Nicola Barker

The sly and subversive sixth book from Nicola Barker, one of our most funny and anarchic writers.

It’s the summer of 1981. Medve, sixteen years old and six foot three inches tall (a positive girl giant) is stuck in a semi-derelict art-deco hotel on a tiny island off the South coast of Devon, with the rest of her crazy family members. There’s nothing to do but paint Margaret Thatcher mugs to supplement the meagre family income, wait for Soft Cell’s ‘Tainted Love’ to come out and dream of literary murderer Jack Henry Abbott.

Into this family affair, strolls 19-year-old La Roux (The Sauce), a deserter from the South African army with flaming ginger hair. It’s not long before Medve and La Roux embark on a barbed flirtation, full of simmering sexuality and bad intentions, which ends in the very destructive “Operation Vagina”… things will never be the same again.

Reviews of Five Miles from Outer Hope
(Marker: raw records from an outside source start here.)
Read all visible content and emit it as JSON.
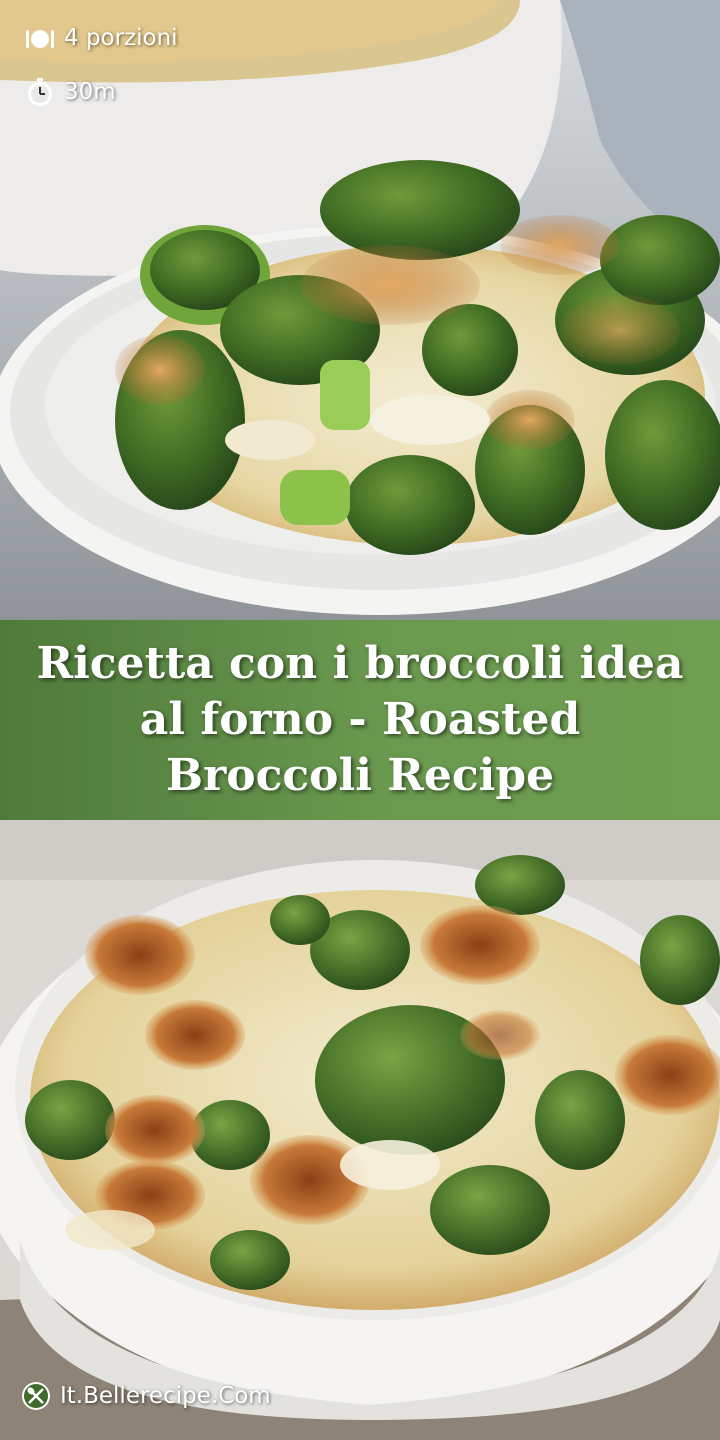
{
  "servings": {
    "icon": "plate-cutlery-icon",
    "text": "4 porzioni"
  },
  "time": {
    "icon": "stopwatch-icon",
    "text": "30m"
  },
  "banner": {
    "title": "Ricetta con i broccoli idea al forno - Roasted Broccoli Recipe",
    "background": "#5f8d45",
    "text_color": "#ffffff"
  },
  "footer": {
    "logo_icon": "whisk-spoon-logo-icon",
    "site": "It.Bellerecipe.Com"
  },
  "photos": {
    "top": "broccoli gratin on a white plate",
    "bottom": "broccoli gratin in white baking dish"
  }
}
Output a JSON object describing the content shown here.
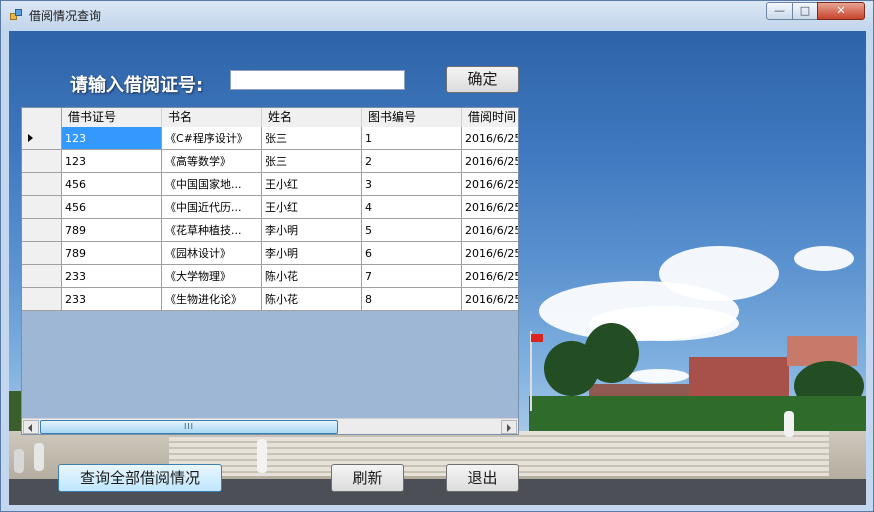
{
  "window": {
    "title": "借阅情况查询",
    "controls": {
      "minimize": "—",
      "maximize": "□",
      "close": "✕"
    }
  },
  "form": {
    "id_label": "请输入借阅证号:",
    "id_input_value": "",
    "confirm_label": "确定"
  },
  "grid": {
    "columns": [
      "借书证号",
      "书名",
      "姓名",
      "图书编号",
      "借阅时间"
    ],
    "selected_row": 0,
    "rows": [
      [
        "123",
        "《C#程序设计》",
        "张三",
        "1",
        "2016/6/25"
      ],
      [
        "123",
        "《高等数学》",
        "张三",
        "2",
        "2016/6/25"
      ],
      [
        "456",
        "《中国国家地...",
        "王小红",
        "3",
        "2016/6/25"
      ],
      [
        "456",
        "《中国近代历...",
        "王小红",
        "4",
        "2016/6/25"
      ],
      [
        "789",
        "《花草种植技...",
        "李小明",
        "5",
        "2016/6/25"
      ],
      [
        "789",
        "《园林设计》",
        "李小明",
        "6",
        "2016/6/25"
      ],
      [
        "233",
        "《大学物理》",
        "陈小花",
        "7",
        "2016/6/25"
      ],
      [
        "233",
        "《生物进化论》",
        "陈小花",
        "8",
        "2016/6/25"
      ]
    ],
    "scroll_thumb_grip": "III"
  },
  "buttons": {
    "query_all": "查询全部借阅情况",
    "refresh": "刷新",
    "exit": "退出"
  }
}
    • ‘If you ever despair that young British female writing is only concerned with marriage, men and weight problems, you just need to pick up one of Barker’s books to reassure yourself that all is not bland…She writes of the comic and sometimes sinister surrealism of ordinary people’s lives, and the results are books to make you wince, gasp and laugh out loud. The latest addition… is a sharp, deft account of teenage frustration’ Independent
    • ‘The pages are alive with arch metaphors, apt similes, puns and riddles…A challenging evocation of that strange, magical, bewildering period between a child and reaching adulthood’ Financial Times
    • ‘At times comic and whimsical, sometimes sad and occasionally grating, ‘Five Miles from Outer Hope’ is always fresh, original and tightly written’ The Times
    • ‘It’s a first-love, rites of passage novel, refreshingly free of rose-tinted sentiment…by the way, it’s also very funny’ Literary Review
    • ‘This novel, which cleverly sidesteps the traps of earnestness and seriousness, could well be read as a sort of literary tonic for enervation and grumpiness, the latest welcome despatch from Barker’s determinedly perverse and ungovernable imagination’ Guardian